Input START

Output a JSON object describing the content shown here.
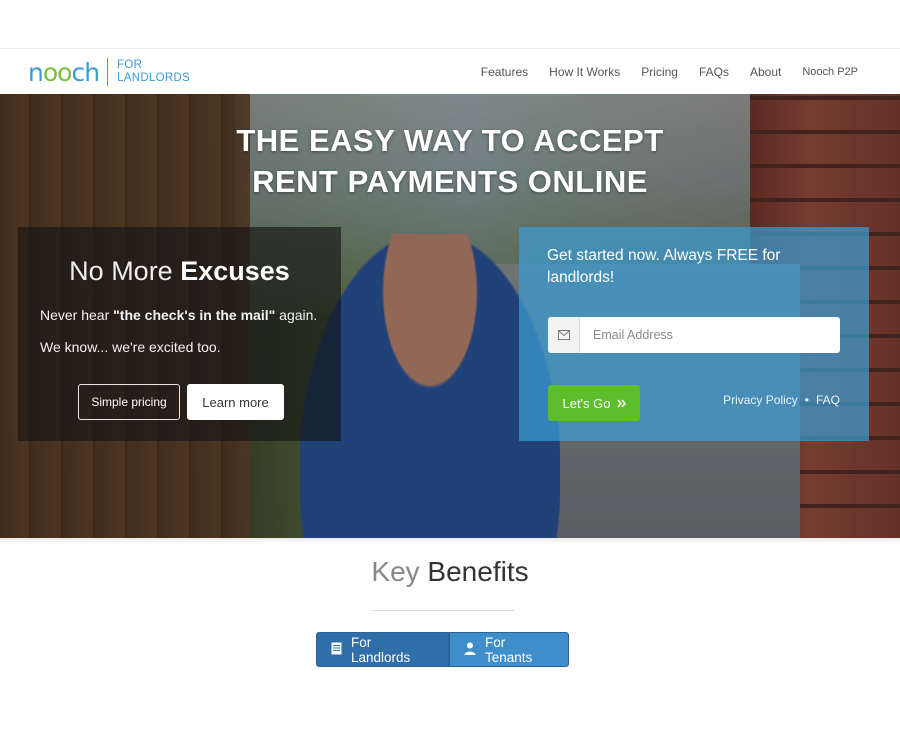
{
  "brand": {
    "logo_text": "nooch",
    "sub_line1": "FOR",
    "sub_line2": "LANDLORDS",
    "primary_color": "#3b9bd3",
    "accent_color": "#7ac043"
  },
  "nav": {
    "items": [
      {
        "label": "Features"
      },
      {
        "label": "How It Works"
      },
      {
        "label": "Pricing"
      },
      {
        "label": "FAQs"
      },
      {
        "label": "About"
      },
      {
        "label": "Nooch P2P"
      }
    ]
  },
  "hero": {
    "title_line1": "THE EASY WAY TO ACCEPT",
    "title_line2": "RENT PAYMENTS ONLINE",
    "left": {
      "heading_thin": "No More",
      "heading_bold": "Excuses",
      "line1_prefix": "Never hear",
      "line1_bold": "\"the check's in the mail\"",
      "line1_suffix": "again.",
      "line2": "We know... we're excited too.",
      "btn_simple_pricing": "Simple pricing",
      "btn_learn_more": "Learn more"
    },
    "right": {
      "heading": "Get started now. Always FREE for landlords!",
      "email_placeholder": "Email Address",
      "btn_go": "Let's Go",
      "link_privacy": "Privacy Policy",
      "link_sep": "•",
      "link_faq": "FAQ",
      "panel_color": "#3c9bd2",
      "go_color": "#5cbd2d"
    }
  },
  "benefits": {
    "title_light": "Key",
    "title_dark": "Benefits",
    "tab_landlords": "For Landlords",
    "tab_tenants": "For Tenants"
  },
  "icons": {
    "envelope": "envelope-icon",
    "double_chevron": "double-chevron-right-icon",
    "document": "document-icon",
    "user": "user-icon"
  }
}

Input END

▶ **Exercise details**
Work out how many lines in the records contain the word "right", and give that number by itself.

▶ **Answer section**
2